A Hundred Years Old Today, the Panama Canal Is About to Get a Lot Bigger
To accommodate today's oceangoing behemoths, the canal is getting a $6 billion makeover.
Even after a century of constant use and the passage of more than a million ships, the great steel gates of the Miraflores locks, at the Pacific entrance of the Panama Canal, still swing open with the precision of a Swiss watch.
So exquisitely fitted and balanced are they that each of the 672-ton leaves can be moved by a pair of 25-horsepower motors. The same can be said for the massive Gatun locks on the Caribbean side. Engineered in the days of Teddy Roosevelt, their doors cast in good Pittsburgh steel, the locks—like the canal itself—were designed to handle with ease ships the size of the Titanic.

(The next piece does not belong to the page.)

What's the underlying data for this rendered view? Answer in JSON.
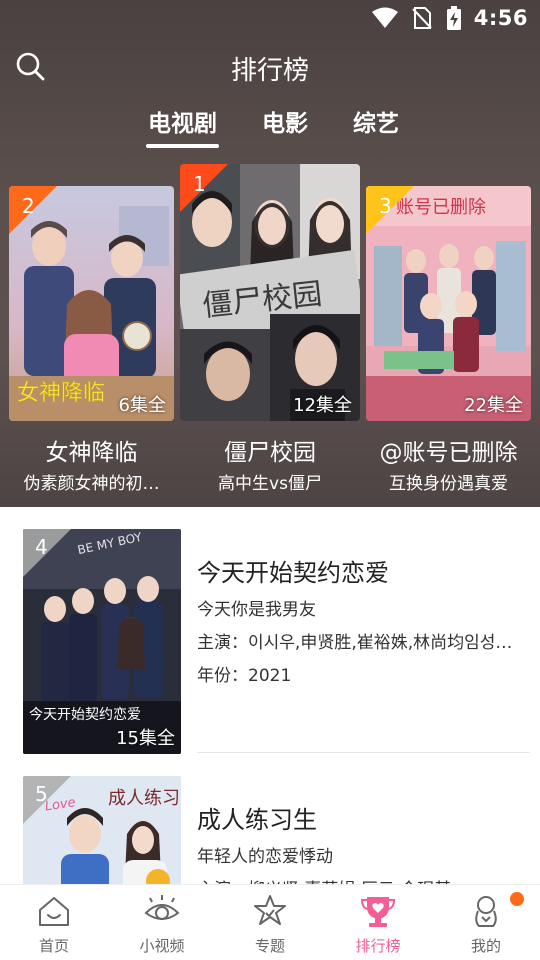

And so they can still—as long as the ships come that small.